So far, there has been no evidence of sustained transmission beyond the immediate clusters.
All cases have had some link to the Middle East, although local transmission from recent travelers has been observed in France and the United Kingdom.
In its statement, the WHO said two of the cases in that outbreak have no links to either other coronavirus patients or a hospital where some transmission is known to have occurred. These unconnected cases suggest two possibilities. They could have contracted the virus from its as-yet unidentified reservoir, which is thought to be one or more animal species. Or these cases could be a signal that undetected human transmission is happening there.
"The continued appearance of cases that are not part of larger clusters, and who do not have a history of animal contact, increases concerns about possible community transmission. This possibility is being investigated by authorities in Saudi Arabia," the WHO statement revealed.
Other countries that have reported cases are Jordan, Qatar, the United Arab Emirates, Germany, Britain and France.

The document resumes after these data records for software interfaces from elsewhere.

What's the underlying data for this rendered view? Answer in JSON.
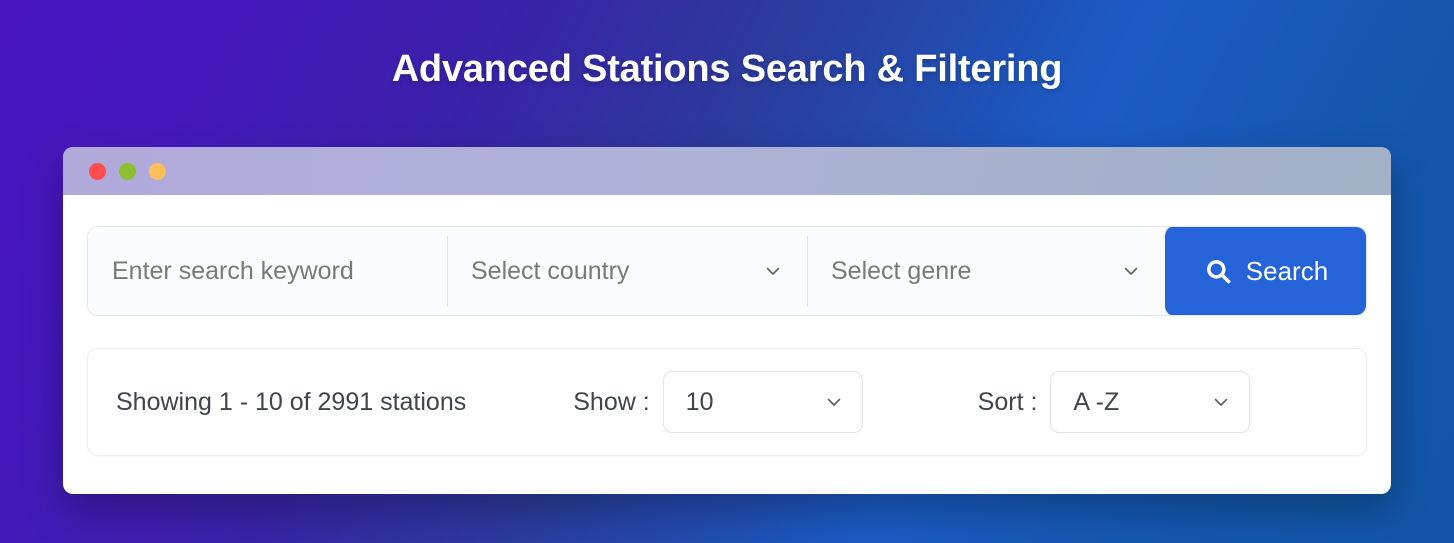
{
  "page": {
    "title": "Advanced Stations Search & Filtering"
  },
  "window": {
    "traffic_lights": [
      {
        "name": "close",
        "color": "#ff4d4d"
      },
      {
        "name": "minimize",
        "color": "#8cc02e"
      },
      {
        "name": "maximize",
        "color": "#ffbe5c"
      }
    ]
  },
  "search": {
    "keyword_placeholder": "Enter search keyword",
    "country_placeholder": "Select country",
    "genre_placeholder": "Select genre",
    "button_label": "Search",
    "button_color": "#2563d9",
    "search_icon": "search-icon",
    "chevron_icon": "chevron-down-icon"
  },
  "results": {
    "showing_text": "Showing 1 - 10 of 2991 stations",
    "show_label": "Show :",
    "show_value": "10",
    "sort_label": "Sort :",
    "sort_value": "A -Z"
  }
}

But the infections in the European countries all had their origins in the countries on the Arabian Peninsula.
The statements from the WHO and the ECDC (European Centre for Disease Prevention and Control) both underscored how little the world has learned about the new virus since its existence was first publicly announced last September.
"It is unusual to have such a degree of uncertainty at this stage in an outbreak," the European health agency's statement noted. It called the information that has been shared about the cases, including the current Saudi outbreak, "insufficient."

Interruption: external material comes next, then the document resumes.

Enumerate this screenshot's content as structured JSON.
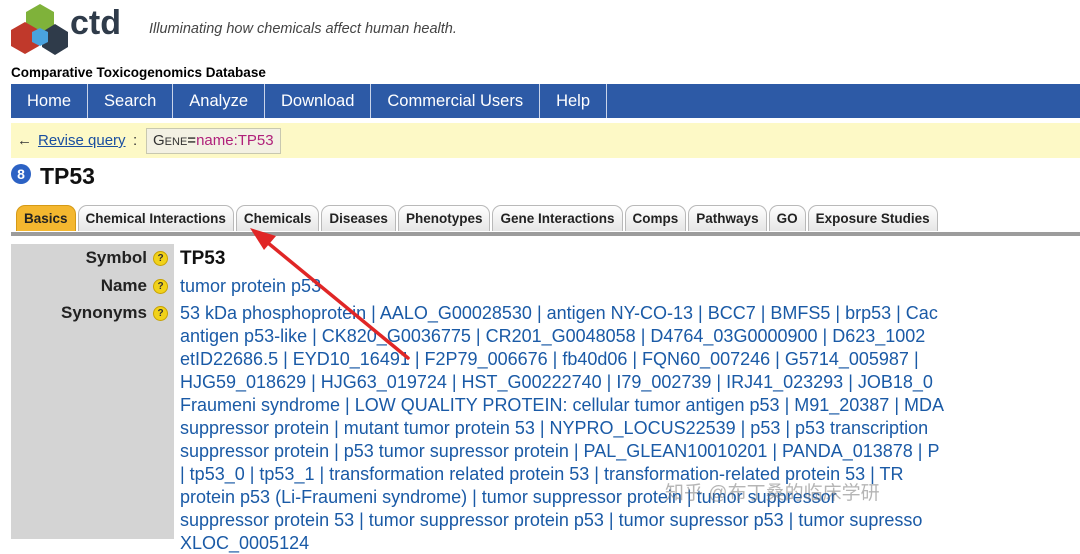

Illustrating the problem, Saudi Arabia's Ministry of Health changed the count on its coronavirus website Friday, adding another case — which brings the global total to 41. The ministry revealed only that an infected person had been found in the eastern region and was receiving care.

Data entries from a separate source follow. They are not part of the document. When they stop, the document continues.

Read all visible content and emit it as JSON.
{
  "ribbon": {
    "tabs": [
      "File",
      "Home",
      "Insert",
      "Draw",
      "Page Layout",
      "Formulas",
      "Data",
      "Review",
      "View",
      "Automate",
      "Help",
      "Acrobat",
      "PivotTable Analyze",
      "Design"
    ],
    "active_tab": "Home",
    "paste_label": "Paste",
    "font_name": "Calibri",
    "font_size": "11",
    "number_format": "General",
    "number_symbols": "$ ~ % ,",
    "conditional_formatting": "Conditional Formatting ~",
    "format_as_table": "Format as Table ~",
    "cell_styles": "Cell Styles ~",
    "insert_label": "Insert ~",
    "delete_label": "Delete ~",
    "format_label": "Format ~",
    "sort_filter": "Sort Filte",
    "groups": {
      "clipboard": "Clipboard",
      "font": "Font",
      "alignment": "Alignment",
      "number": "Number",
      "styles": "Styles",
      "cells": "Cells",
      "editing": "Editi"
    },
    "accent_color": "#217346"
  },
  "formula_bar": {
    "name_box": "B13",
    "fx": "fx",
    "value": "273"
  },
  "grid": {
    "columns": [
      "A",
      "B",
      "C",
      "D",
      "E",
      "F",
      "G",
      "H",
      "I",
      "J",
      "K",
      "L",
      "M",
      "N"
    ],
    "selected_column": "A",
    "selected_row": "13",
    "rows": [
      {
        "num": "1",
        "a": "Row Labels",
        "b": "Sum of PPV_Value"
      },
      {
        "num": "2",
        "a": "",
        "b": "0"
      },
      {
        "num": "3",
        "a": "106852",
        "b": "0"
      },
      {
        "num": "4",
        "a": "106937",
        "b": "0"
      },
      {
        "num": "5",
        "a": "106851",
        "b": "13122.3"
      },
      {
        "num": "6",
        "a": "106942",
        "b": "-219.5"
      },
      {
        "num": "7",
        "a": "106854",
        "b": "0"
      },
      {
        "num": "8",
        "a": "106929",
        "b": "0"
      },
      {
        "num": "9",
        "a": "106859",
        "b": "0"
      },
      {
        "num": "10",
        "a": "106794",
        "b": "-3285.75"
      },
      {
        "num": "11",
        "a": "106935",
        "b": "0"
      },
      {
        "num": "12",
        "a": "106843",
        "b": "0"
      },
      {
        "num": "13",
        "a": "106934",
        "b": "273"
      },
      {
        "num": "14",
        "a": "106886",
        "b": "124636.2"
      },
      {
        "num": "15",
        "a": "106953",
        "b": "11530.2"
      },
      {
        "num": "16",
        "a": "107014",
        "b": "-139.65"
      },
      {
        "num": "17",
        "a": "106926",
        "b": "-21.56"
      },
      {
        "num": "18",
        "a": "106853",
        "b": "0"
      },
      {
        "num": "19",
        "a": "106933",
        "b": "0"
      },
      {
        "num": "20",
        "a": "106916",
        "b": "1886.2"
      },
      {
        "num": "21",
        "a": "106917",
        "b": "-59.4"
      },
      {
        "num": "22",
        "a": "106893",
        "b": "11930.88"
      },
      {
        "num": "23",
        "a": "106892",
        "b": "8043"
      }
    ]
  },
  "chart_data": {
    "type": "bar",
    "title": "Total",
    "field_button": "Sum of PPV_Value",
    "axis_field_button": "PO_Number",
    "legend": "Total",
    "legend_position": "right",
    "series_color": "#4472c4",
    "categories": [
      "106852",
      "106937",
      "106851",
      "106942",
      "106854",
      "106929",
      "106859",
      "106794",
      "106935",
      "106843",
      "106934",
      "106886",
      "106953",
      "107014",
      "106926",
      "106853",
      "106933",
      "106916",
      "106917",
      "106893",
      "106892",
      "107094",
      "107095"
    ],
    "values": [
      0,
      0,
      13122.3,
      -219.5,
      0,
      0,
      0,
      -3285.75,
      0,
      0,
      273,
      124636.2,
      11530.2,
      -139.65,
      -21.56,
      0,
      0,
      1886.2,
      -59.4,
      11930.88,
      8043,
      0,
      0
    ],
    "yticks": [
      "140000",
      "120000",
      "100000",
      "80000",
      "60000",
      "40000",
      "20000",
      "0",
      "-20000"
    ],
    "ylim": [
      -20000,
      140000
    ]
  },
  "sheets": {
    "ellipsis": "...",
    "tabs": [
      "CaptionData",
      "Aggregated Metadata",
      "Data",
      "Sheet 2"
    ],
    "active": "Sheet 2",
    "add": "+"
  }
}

The ECDC statement also said at this point it cannot exclude the possibility that the virus is acting in a SARS-like manner, especially given that outbreaks in hospitals have now occurred in several instances.
'This is not being handled'
Hospitals played a key amplifying role during the 2003 SARS outbreak, with undetected cases infecting other patients, visitors and health-care workers. The MERS virus is from the same family as the SARS virus.
The criticisms and concerns embedded in the two statements might appear mild but in the world of public health diplomacy, they are unusually frank.
'Potentially we're going to be asking a lot of questions one day as to why we didn't do more.' —Michael Osterholm, Centre for Infectious Disease Research, Univ. of Minnesota
One expert called the WHO statement a shot across the bow for the countries that have been the sources of MERS infections.
"When you see those words you realize that this is not being handled," said Michael Osterholm, director of the Centre for Infectious Diseases Research and Policy at the University of Minnesota.
"The WHO statement and the ECDC both — they're really important statements."
But even at that, Osterholm fears the time for carefully worded warnings may be running out.
"You've got to kind of call the code," he said. "Either there is going to be an intensive effort made to understand what's going on in the Middle East and appropriate control measures brought to bear or potentially we're going to be asking a lot of questions one day as to why we didn't do more."
Neither the WHO nor the ECDC is currently calling for the type of travel advisory the WHO levied on Toronto during the SARS outbreak. At the height of SARS, the WHO urged world travellers to stay away from afflicted areas, including Toronto.
But the ECDC said European travellers to the Arabian Peninsula and surrounding countries should be informed of the infection risk. And companies that operate medical evacuations should be reminded of their responsibility to try to prevent transmission of infections across borders.
It suggested that mapping the medical evacuation routes from that region would help to identify which centres in Europe might be at greatest risk of receiving unidentified coronavirus cases.